  • Josie Manwill, Brigham Young University, “Mantua’s Danish Heritage,” Intermountain Histories, accessed September 30, 2021, https://www.intermountainhistories.org/items/show/444 (love the church picture at the top of this page; such a familiar childhood memory)
  • Town of Mantua, “Mantua History,” August 29, 2014, accessed October 22, 2019, http://www.townofmantua.com/4952.html

Edited July 10, 2020 to remove dead link; Sept. 30, 2021 to add link.

Mabel (Eberle) Romish

Grandma Vivian Swanstrom’s best friend from nursing school, and maybe earlier, was Mabel Eberle. It was Mabel who went on the day trip to Rawlins on the day Grandma and Grandpa ended up getting married.

Over the years, in the back of my mind, I always kind of wondered what happened to Mabel. I thought she and Grandma must have had some kind of falling out, else she ought to have been still around somewhere when I was growing up.

But no. That wasn’t it at all.

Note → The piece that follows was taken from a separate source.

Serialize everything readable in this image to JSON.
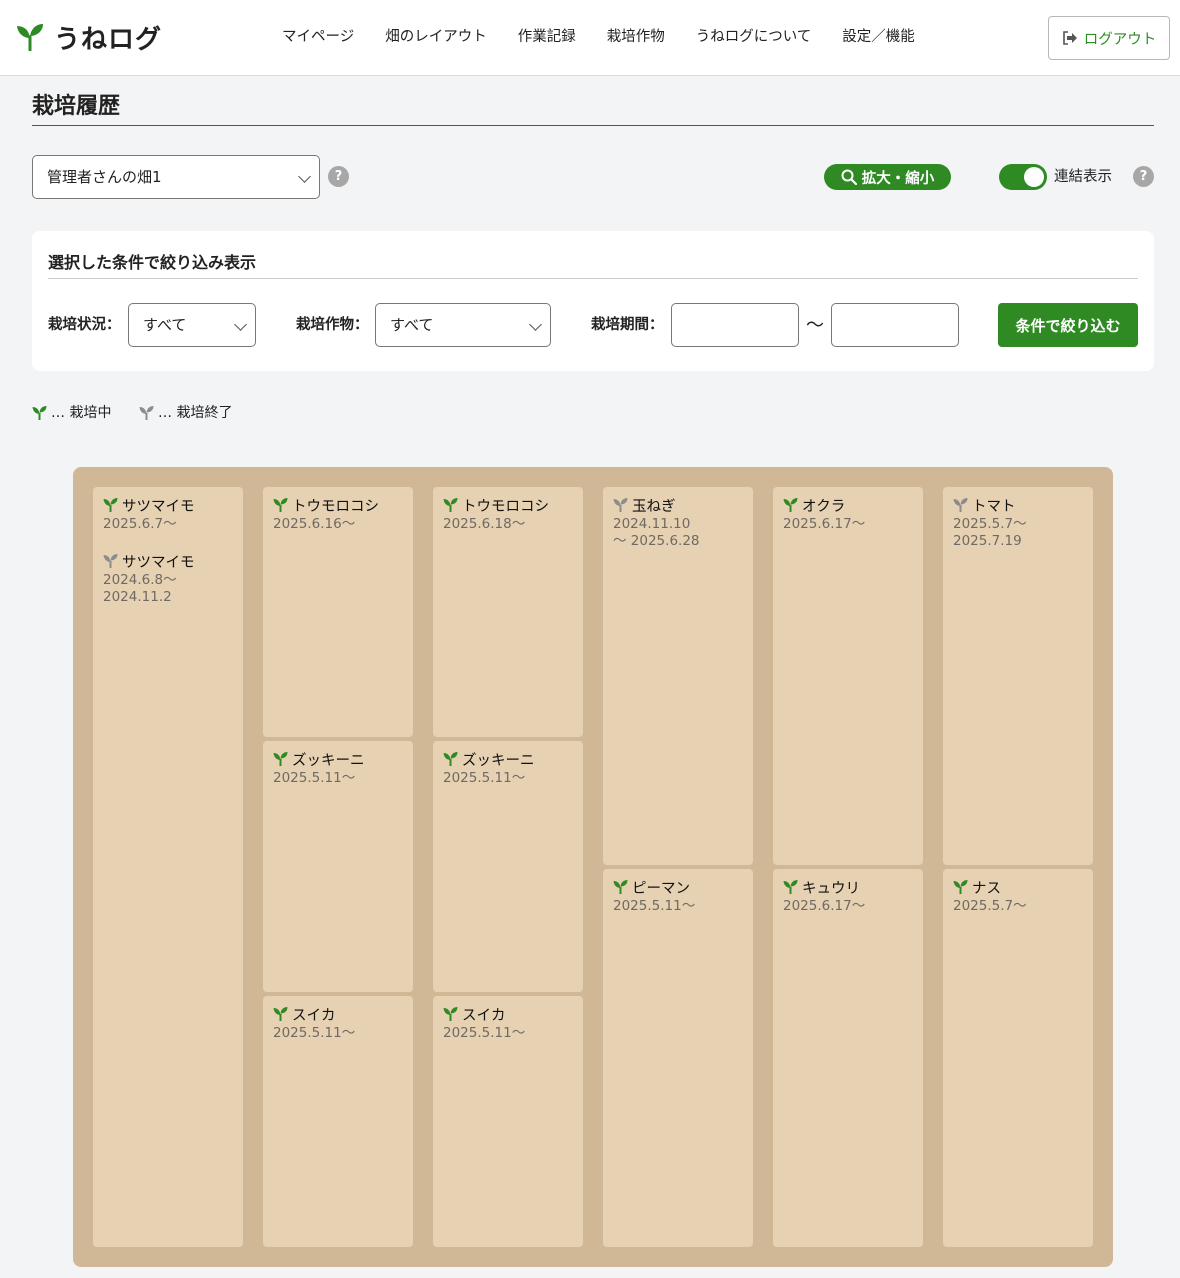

I decided a few weeks ago to see what I could find out. In our modern world of computerized databases she was easy enough to find: Mabel (Eberle) Romish. I had remembered only her maiden name. I knew but had forgotten she was Mabel Romish.

Mabel was born in 1898, so she was three years older than Grandma. She graduated from nurses’ training in 1928, the year after Grandma. I think*. I’ll have to look it up. The way I remember the story, at Grandma’s graduation Grandma looked out at the audience and saw Harry Swanstrom, whom Grandma knew from childhood. He had just come home that day from his time in the army, and was sitting with his mother Josephine who was Grandma’s landlady. Grandma later married him, on a dare from Mabel. The three of them had taken Grandma’s brand new DeSoto Roadster (yellow with red wheels) to Rawlins for the day. So, that would be 1927.

Mabel died suddenly of a heart attack in 1939, when Mom was three. And that’s why I never met her. The story reminds me what a private person Grandma was. She would mention Mabel in passing, for example in stories about rock hunting, but never once did she tell the story about Mabel’s death.


* My sense of the chronology here must be mistaken. Grandpa Swanstrom enlisted on 23 Dec. 1921, served in the Philippines, and was discharged on 22 Dec. 1924. If indeed he appeared at Grandma’s graduation on his first day home, she must have graduated in 1924 or perhaps, more likely, in the spring of 1925.

Updated May 17, 2020 to add link. Updated May 23, 2020 to add note about the chronology.